“My speech seems too long and a bit strange but tradition needs to be respected. My two friends Frank and Renzo explained to me that every year they have to check and approve the acceptance speech of the laureate. They cancelled part, modified and added others but I appreciate that they kept some of my original ideas ...”
As 2008’s laureate I would like to thank you, Mrs. Cindy Pritzker, for your warmth in welcoming me to the foundation you created with your husband Jay Pritzker. I would also like to thank you Margot and Tom Pritzker for the Foundation that has allowed architecture to take its luminous place in today’s culture.
Thank you to the members of the jury for acknowledging, or rather identifying me, and for understanding that, behind the man with a hundred different faces—there is only one architect. I would like to thank Frank Gehry for always putting forward and supporting my candidacy too early and for too long, and for being eventually proven right today. Many thanks to all of you for attending the thirty-year anniversary celebrations, here in Washington.
Well, here I am before you tonight. I know why: let’s make it clear: I am mad, mad about architecture ... But, I suspect many of my friends and heroes who have preceded me on this stage suffer from the same affliction. But me, I am here by mistake. My parents, both teachers wanted me to become a teacher. I wanted to be a visual artist, a painter. My parents were against this, considering it too risky. A compromise was called for: I began studying architecture at l’Ecole des Beaux Arts with the intention to go back to visual arts as soon as possible ... but passion came in the way. Very early on, I started working for Claude Parent and Paul Virilio, the former enthralled me, and the latter enrolled me. I became an architect. It is the reason why I am here tonight. My father is a doctor in history and geography, and lives with my mother in the Perigord region of France. They taught me to look, to read, to think and to express what I think. I am grateful to them for my presence here tonight, as much as I am indebted to them for my ability to question teaching at the Beaux Arts, and projects with no sense of context. It was because of them that I criticized international style, and the first universal models that were imposed on cities across the main continents. And they are also the reason why I handed in a typewritten architectural project instead of the large drawings expected of me, and stayed for six months more at the school.
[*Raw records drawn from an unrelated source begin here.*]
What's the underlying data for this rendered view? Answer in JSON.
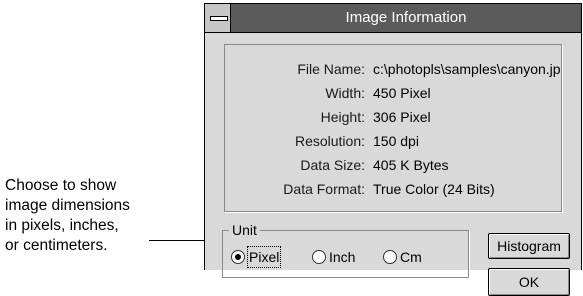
{
  "callout": {
    "lines": [
      "Choose to show",
      "image dimensions",
      "in pixels, inches,",
      "or centimeters."
    ]
  },
  "dialog": {
    "title": "Image Information",
    "info_rows": [
      {
        "label": "File Name:",
        "value": "c:\\photopls\\samples\\canyon.jp"
      },
      {
        "label": "Width:",
        "value": "450 Pixel"
      },
      {
        "label": "Height:",
        "value": "306 Pixel"
      },
      {
        "label": "Resolution:",
        "value": "150 dpi"
      },
      {
        "label": "Data Size:",
        "value": "405 K Bytes"
      },
      {
        "label": "Data Format:",
        "value": "True Color (24 Bits)"
      }
    ],
    "unit": {
      "legend": "Unit",
      "options": [
        {
          "label": "Pixel",
          "selected": true
        },
        {
          "label": "Inch",
          "selected": false
        },
        {
          "label": "Cm",
          "selected": false
        }
      ]
    },
    "buttons": {
      "histogram": "Histogram",
      "ok": "OK"
    }
  }
}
That is also why I was curious enough to start reading Michel Foucault. He is probably “the greatest skeptic of our times,” believing only in the truth that lies in myriad historical facts, not in ideologies. «The theorist of dispersion and singularity», an empirical anthropologist, his work is rooted in critique. Thank you Michel Foucault, you are also a reason why I am here tonight. It is also because of you that, towards the end of the seventies, I exposed ideologies in architecture with a capital A as irrelevant, and wrote the text The future of architecture is not Architectural. It denied the idea that architecture was an autonomous discipline, and asserted the need to look outside the architectural field for the future of architecture. That is why I am here tonight, to hear from the jury that I may have contributed to the widening of this field.
I completed many projects at that time, lost many competitions, and used each project to draw up formative rules; I listed what should be done, and I listed what should not be done. The best way to resolve contradictions might be brainstorming meetings. I decided to surround myself with advisers: Jacques Le Marquet, stage-designer and author, Olivier Boissière, architecture critic and writer, Hubert Tonka, philosopher and publisher and José Miguel Iribas, sociologist. Thanks to these teams, these advisers, difficult syntheses came to life; my projects followed one after the other, always different. In no way they were the same: the method in itself calls for singularity. Thanks to them, my advisers.
It is because no two projects have resembled one another, and never will do, that I am here tonight. For each project, each achievement, I looked at the poetics of the situation. I read Gilles Deleuze, and tried to determine—through displacement—what a concept in architecture would be. I met with Jean Baudrillard and, fatally, did come across the pitfalls of fatality. In the early nineties, I gave a lecture at the Pompidou centre, “After the architectural mists have cleared”. It acknowledged the necessary acceptance of urban chaos on a planetary scale, the scale of the nebulous urban sprawl, that new historical and geographical layer encompassing the area around cities. It was the discovery of a new poetics for tracks, punctuated landscapes, networks and lights. It was a time of friendship with Wim Wenders, the realization that architecture, whatever the scale, could only, from then onwards, be modification, mutation. I now think in terms of the planet as a whole. I combine an outside and an inside perspective on the cities I work in. That is why I am here tonight.
An exhibition at the Pompidou Centre, which later toured Europe and Japan, was an opportunity for me to show the virtues of situational, contextual architecture, also as a moment of culture frozen in time. But the galloping globalization, discouraged me and then, came the emotional shock caused by the architecture of the Louisiana Museum in Denmark. Once again, I decided to speak out, express my opposition and put forward ideas.
For me, here was the living proof of a forgotten truth: architecture has the power to transcend. It can reveal geographies, histories, colors, qualities of light. Impertinent and natural, it is in the world. It lives. It is unique. It is a microcosm, a bubble. It is an expansion of our world at a time when that world is getting smaller ...